**Problem to solve:**
Search the listing below for the word "empty" and return each line that contains it.
▬▬▬▬▬▬
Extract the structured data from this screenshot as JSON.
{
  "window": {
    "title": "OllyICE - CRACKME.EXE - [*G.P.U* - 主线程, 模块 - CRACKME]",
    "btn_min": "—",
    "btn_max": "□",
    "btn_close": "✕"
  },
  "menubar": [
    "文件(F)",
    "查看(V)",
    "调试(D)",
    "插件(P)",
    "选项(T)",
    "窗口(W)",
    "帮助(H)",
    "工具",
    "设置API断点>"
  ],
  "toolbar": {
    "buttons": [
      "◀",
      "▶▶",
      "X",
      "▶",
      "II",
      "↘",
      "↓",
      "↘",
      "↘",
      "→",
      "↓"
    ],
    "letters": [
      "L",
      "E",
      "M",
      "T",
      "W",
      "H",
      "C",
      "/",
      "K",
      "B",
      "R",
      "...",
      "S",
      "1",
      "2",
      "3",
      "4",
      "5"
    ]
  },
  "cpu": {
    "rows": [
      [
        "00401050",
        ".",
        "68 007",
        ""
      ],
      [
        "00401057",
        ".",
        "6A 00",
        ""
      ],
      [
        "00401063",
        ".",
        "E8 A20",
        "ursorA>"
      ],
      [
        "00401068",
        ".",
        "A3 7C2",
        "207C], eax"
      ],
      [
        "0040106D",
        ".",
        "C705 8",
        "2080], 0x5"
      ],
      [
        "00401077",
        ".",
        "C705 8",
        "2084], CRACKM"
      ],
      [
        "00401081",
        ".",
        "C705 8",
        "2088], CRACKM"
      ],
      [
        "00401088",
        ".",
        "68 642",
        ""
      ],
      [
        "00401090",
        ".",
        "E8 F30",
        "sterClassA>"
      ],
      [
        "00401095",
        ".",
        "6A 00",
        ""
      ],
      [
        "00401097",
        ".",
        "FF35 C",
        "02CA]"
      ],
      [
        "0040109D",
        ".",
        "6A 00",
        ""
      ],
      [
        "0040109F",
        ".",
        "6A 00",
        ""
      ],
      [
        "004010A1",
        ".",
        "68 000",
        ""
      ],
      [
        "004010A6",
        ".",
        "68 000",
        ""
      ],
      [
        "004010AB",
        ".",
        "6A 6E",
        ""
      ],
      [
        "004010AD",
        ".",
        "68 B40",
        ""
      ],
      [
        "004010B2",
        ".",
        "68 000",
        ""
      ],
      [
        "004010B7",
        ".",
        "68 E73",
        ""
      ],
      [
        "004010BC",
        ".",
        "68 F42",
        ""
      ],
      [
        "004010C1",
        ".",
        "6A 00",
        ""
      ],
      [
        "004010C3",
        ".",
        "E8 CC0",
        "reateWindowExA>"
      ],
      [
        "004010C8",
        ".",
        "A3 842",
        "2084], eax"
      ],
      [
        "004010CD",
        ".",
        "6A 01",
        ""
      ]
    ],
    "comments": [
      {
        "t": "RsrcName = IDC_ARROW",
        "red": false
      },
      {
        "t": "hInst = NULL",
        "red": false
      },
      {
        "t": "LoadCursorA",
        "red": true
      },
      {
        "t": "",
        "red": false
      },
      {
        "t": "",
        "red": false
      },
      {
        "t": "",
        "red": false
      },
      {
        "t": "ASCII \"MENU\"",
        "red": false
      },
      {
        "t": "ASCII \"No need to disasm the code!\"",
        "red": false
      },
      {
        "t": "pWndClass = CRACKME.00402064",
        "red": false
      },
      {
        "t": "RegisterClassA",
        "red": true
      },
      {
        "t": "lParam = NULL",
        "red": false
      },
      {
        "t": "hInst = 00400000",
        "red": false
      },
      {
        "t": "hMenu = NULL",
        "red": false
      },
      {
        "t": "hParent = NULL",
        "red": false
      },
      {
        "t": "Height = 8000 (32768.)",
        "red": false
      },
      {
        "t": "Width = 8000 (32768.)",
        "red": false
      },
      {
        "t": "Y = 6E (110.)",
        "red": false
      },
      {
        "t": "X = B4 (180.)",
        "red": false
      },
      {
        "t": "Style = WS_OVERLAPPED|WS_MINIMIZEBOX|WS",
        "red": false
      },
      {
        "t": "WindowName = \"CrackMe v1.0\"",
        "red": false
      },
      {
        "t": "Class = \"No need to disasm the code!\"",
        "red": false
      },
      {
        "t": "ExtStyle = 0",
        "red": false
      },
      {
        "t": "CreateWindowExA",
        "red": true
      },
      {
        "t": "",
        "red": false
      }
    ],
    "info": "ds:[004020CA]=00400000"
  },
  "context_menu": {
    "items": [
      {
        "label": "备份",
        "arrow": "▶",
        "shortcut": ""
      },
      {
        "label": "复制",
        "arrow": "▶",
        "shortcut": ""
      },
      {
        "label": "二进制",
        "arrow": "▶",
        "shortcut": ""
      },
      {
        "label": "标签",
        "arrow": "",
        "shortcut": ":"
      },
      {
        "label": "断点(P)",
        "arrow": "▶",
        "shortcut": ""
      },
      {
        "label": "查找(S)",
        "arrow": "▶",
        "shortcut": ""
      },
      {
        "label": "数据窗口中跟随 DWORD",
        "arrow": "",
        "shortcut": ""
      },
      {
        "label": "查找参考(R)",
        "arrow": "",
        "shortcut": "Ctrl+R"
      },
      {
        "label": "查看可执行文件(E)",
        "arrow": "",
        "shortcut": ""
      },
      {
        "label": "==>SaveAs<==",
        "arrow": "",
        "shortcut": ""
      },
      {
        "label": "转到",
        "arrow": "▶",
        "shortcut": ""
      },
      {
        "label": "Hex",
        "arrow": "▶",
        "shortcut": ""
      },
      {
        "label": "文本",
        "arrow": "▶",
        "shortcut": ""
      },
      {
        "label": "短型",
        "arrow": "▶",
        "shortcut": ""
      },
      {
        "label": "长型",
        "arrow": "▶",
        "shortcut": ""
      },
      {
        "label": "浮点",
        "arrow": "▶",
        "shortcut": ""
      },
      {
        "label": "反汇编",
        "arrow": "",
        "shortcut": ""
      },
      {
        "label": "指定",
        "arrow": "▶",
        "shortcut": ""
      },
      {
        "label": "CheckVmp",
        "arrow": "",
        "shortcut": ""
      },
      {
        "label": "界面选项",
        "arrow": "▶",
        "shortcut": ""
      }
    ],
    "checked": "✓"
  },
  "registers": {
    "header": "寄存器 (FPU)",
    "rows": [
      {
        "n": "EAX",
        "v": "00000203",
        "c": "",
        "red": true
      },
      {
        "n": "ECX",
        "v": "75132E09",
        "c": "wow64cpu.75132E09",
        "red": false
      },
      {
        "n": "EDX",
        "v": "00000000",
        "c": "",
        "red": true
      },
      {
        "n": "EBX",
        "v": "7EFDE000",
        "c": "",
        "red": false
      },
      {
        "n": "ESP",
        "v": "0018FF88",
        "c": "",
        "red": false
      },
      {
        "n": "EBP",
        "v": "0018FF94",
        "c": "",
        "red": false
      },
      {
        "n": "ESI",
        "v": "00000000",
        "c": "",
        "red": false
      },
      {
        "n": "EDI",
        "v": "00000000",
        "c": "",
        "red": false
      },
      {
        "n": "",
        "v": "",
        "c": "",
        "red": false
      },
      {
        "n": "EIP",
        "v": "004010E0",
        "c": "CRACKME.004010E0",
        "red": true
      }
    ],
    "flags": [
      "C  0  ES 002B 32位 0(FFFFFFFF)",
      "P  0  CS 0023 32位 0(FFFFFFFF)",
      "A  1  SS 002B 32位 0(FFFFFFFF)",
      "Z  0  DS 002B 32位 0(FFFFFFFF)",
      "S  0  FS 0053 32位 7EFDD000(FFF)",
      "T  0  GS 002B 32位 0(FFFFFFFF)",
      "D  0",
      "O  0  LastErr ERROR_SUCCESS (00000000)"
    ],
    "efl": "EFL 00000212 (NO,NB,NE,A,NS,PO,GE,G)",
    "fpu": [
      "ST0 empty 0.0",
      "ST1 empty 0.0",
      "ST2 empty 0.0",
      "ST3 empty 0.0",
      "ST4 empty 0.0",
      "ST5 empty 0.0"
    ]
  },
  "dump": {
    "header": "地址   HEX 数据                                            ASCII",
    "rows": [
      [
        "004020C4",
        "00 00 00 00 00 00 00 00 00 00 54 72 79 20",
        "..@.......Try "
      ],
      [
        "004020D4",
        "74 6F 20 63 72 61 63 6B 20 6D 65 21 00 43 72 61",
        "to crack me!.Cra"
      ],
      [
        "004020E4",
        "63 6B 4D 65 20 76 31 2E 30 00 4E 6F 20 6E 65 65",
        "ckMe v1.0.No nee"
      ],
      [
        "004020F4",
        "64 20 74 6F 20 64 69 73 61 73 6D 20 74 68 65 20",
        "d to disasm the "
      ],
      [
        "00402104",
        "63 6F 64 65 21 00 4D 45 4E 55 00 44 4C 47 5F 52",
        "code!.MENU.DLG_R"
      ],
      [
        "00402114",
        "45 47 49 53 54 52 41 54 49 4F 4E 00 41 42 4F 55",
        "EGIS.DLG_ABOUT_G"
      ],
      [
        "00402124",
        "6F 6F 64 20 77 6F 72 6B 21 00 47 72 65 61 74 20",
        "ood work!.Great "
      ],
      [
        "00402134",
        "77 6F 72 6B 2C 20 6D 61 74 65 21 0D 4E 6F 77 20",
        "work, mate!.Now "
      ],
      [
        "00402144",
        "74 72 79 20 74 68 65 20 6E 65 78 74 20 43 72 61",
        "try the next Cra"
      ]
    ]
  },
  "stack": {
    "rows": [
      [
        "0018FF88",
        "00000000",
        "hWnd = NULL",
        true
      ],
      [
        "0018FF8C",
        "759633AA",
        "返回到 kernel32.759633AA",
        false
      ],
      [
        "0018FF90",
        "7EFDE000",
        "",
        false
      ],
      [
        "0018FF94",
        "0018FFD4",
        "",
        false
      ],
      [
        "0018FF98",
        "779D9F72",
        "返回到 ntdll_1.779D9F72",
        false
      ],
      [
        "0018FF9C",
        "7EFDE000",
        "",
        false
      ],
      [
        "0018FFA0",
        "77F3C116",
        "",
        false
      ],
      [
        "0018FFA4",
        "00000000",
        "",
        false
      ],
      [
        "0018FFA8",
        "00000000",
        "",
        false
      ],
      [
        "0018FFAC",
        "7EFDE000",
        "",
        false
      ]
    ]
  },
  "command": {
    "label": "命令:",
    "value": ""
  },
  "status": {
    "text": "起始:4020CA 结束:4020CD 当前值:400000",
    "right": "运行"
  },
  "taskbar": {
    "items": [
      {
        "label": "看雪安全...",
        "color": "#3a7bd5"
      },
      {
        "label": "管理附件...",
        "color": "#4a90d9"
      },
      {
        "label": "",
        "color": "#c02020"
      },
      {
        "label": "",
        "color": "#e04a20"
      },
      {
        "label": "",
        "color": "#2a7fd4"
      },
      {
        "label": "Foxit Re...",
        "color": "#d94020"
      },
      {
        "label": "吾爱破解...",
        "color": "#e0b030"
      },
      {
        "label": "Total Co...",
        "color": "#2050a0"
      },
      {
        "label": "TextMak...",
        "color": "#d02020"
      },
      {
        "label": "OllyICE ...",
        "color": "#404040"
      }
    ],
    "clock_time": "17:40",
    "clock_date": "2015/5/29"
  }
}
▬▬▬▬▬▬
**Response area:**
      "ST0 empty 0.0",
      "ST1 empty 0.0",
      "ST2 empty 0.0",
      "ST3 empty 0.0",
      "ST4 empty 0.0",
      "ST5 empty 0.0"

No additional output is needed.